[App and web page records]
>>>>>
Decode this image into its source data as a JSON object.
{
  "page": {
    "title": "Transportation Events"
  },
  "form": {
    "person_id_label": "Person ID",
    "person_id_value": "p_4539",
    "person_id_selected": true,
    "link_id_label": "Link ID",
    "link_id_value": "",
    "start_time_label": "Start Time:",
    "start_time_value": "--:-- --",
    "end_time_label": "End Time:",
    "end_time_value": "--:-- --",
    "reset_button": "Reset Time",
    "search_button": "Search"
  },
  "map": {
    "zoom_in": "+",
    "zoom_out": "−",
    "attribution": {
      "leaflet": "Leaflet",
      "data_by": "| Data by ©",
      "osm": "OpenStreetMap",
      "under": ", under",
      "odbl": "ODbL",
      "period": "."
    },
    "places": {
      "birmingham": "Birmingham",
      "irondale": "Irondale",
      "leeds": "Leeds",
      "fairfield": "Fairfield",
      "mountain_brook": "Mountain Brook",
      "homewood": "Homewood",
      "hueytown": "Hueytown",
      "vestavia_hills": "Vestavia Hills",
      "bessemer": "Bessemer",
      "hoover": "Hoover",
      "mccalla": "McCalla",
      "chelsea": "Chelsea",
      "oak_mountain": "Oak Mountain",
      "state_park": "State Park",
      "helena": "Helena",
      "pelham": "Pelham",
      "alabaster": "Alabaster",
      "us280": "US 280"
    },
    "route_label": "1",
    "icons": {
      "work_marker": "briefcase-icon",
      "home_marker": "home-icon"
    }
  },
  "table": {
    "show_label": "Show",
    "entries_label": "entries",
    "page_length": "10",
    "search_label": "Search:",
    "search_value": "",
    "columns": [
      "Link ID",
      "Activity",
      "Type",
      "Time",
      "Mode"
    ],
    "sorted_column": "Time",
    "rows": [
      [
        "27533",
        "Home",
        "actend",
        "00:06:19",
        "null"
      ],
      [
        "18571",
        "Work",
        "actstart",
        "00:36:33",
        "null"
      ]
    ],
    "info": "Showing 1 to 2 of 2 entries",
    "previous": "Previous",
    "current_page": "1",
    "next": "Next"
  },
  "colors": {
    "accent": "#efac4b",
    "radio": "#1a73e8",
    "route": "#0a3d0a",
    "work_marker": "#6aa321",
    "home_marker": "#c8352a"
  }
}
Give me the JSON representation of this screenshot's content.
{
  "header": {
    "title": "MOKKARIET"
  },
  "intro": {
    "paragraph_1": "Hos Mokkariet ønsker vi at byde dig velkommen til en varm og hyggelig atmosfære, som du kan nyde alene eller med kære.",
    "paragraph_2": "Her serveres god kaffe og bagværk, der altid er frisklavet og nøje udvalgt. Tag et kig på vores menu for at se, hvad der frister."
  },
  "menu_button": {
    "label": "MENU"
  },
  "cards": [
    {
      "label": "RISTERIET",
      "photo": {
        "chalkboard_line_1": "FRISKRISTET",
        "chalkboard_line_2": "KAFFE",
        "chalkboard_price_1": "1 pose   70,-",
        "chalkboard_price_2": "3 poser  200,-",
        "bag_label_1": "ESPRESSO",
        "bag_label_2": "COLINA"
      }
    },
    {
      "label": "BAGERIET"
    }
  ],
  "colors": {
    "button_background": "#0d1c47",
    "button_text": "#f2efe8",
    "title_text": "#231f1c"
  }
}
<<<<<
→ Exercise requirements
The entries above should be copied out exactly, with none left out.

→ Output for this exercise
Decode this image into its source data as a JSON object.
{
  "page": {
    "title": "Transportation Events"
  },
  "form": {
    "person_id_label": "Person ID",
    "person_id_value": "p_4539",
    "person_id_selected": true,
    "link_id_label": "Link ID",
    "link_id_value": "",
    "start_time_label": "Start Time:",
    "start_time_value": "--:-- --",
    "end_time_label": "End Time:",
    "end_time_value": "--:-- --",
    "reset_button": "Reset Time",
    "search_button": "Search"
  },
  "map": {
    "zoom_in": "+",
    "zoom_out": "−",
    "attribution": {
      "leaflet": "Leaflet",
      "data_by": "| Data by ©",
      "osm": "OpenStreetMap",
      "under": ", under",
      "odbl": "ODbL",
      "period": "."
    },
    "places": {
      "birmingham": "Birmingham",
      "irondale": "Irondale",
      "leeds": "Leeds",
      "fairfield": "Fairfield",
      "mountain_brook": "Mountain Brook",
      "homewood": "Homewood",
      "hueytown": "Hueytown",
      "vestavia_hills": "Vestavia Hills",
      "bessemer": "Bessemer",
      "hoover": "Hoover",
      "mccalla": "McCalla",
      "chelsea": "Chelsea",
      "oak_mountain": "Oak Mountain",
      "state_park": "State Park",
      "helena": "Helena",
      "pelham": "Pelham",
      "alabaster": "Alabaster",
      "us280": "US 280"
    },
    "route_label": "1",
    "icons": {
      "work_marker": "briefcase-icon",
      "home_marker": "home-icon"
    }
  },
  "table": {
    "show_label": "Show",
    "entries_label": "entries",
    "page_length": "10",
    "search_label": "Search:",
    "search_value": "",
    "columns": [
      "Link ID",
      "Activity",
      "Type",
      "Time",
      "Mode"
    ],
    "sorted_column": "Time",
    "rows": [
      [
        "27533",
        "Home",
        "actend",
        "00:06:19",
        "null"
      ],
      [
        "18571",
        "Work",
        "actstart",
        "00:36:33",
        "null"
      ]
    ],
    "info": "Showing 1 to 2 of 2 entries",
    "previous": "Previous",
    "current_page": "1",
    "next": "Next"
  },
  "colors": {
    "accent": "#efac4b",
    "radio": "#1a73e8",
    "route": "#0a3d0a",
    "work_marker": "#6aa321",
    "home_marker": "#c8352a"
  }
}
Give me the JSON representation of this screenshot's content.
{
  "header": {
    "title": "MOKKARIET"
  },
  "intro": {
    "paragraph_1": "Hos Mokkariet ønsker vi at byde dig velkommen til en varm og hyggelig atmosfære, som du kan nyde alene eller med kære.",
    "paragraph_2": "Her serveres god kaffe og bagværk, der altid er frisklavet og nøje udvalgt. Tag et kig på vores menu for at se, hvad der frister."
  },
  "menu_button": {
    "label": "MENU"
  },
  "cards": [
    {
      "label": "RISTERIET",
      "photo": {
        "chalkboard_line_1": "FRISKRISTET",
        "chalkboard_line_2": "KAFFE",
        "chalkboard_price_1": "1 pose   70,-",
        "chalkboard_price_2": "3 poser  200,-",
        "bag_label_1": "ESPRESSO",
        "bag_label_2": "COLINA"
      }
    },
    {
      "label": "BAGERIET"
    }
  ],
  "colors": {
    "button_background": "#0d1c47",
    "button_text": "#f2efe8",
    "title_text": "#231f1c"
  }
}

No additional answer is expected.